The Russian Ded Moroz, or Father Frost (Russian Santa Claus), "residing" in the Lapland nature reserve in the Murmansk Region (European Russia's north) is going to receive his young guests until early spring this year, a representative of the reserve's administration told journalists. Ded Moroz's house on the territory of the nature reserve opened its doors to visitors in 1998. Since then, the reserve kept organizing theme tours for groups of children coming to the venue from mid-December to mid-January. Ded Moroz's schedule of receptions is booked up long beforehand, with applications for visiting his abode to be submitted one year in advance. Groups of avid visitors come from all over Russia. Ded Moroz tells his guests about the Lapland nature reserve, shows them around his chambers and demonstrates the most interesting artefacts sent to him by his numerous young fans. The visit ends with a tour of the reserve during which children listen to the sounds of the forest. Then Ded Moroz has a farewell tea party with his young visitors. The number of applications from those who wish to hobnob with Ded Moroz is so large that this year the reserve's administration decided to extend Ded Moroz's engagement until early spring. The Ded Moroz project also involves a year-round mailing operation, with the nature reserve's staff annually replying to thousands of children's letters sent to Ded Moroz's address.
What is troubling is that Western analysts do not understand why Trump came to power, and why Putin can still retains it

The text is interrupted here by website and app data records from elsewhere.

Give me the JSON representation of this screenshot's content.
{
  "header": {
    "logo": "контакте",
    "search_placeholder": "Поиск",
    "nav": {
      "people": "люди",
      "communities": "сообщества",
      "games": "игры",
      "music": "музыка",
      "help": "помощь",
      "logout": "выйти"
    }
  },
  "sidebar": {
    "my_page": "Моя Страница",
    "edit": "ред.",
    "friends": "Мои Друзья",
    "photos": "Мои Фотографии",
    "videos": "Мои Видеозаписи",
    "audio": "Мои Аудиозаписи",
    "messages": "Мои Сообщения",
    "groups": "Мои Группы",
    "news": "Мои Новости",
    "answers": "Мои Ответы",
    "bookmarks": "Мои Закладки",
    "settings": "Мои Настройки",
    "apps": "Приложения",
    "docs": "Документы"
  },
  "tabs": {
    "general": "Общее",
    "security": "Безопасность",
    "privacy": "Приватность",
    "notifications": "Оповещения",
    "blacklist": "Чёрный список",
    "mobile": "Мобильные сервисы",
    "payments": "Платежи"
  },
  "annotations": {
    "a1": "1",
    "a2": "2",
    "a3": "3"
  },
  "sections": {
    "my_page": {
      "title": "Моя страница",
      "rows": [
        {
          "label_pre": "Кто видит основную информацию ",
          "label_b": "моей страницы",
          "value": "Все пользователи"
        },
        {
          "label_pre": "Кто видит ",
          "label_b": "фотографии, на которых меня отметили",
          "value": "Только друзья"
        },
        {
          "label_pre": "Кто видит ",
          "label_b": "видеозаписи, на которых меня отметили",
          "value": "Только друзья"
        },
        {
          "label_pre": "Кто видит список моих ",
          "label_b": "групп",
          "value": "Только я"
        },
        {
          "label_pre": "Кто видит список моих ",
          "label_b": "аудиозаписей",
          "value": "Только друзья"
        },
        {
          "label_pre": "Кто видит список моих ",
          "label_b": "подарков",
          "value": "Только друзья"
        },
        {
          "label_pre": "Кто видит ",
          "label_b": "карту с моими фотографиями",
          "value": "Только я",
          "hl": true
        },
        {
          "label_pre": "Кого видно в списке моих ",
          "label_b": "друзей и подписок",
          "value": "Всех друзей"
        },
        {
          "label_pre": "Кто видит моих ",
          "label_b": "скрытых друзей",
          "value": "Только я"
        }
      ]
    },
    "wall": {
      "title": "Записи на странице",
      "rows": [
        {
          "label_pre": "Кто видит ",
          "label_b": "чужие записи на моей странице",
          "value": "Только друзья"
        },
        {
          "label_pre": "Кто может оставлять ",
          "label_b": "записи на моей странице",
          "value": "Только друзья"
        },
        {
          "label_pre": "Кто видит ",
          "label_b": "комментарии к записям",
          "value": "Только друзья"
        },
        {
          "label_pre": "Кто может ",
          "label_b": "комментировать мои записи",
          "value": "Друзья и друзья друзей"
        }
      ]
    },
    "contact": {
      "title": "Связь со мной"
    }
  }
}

Officials with the Indian Air Force believe that Russia's fifth-generation Su-57 fighter jet does not correspond to required characteristics and is inferior to the American F-35 and F-22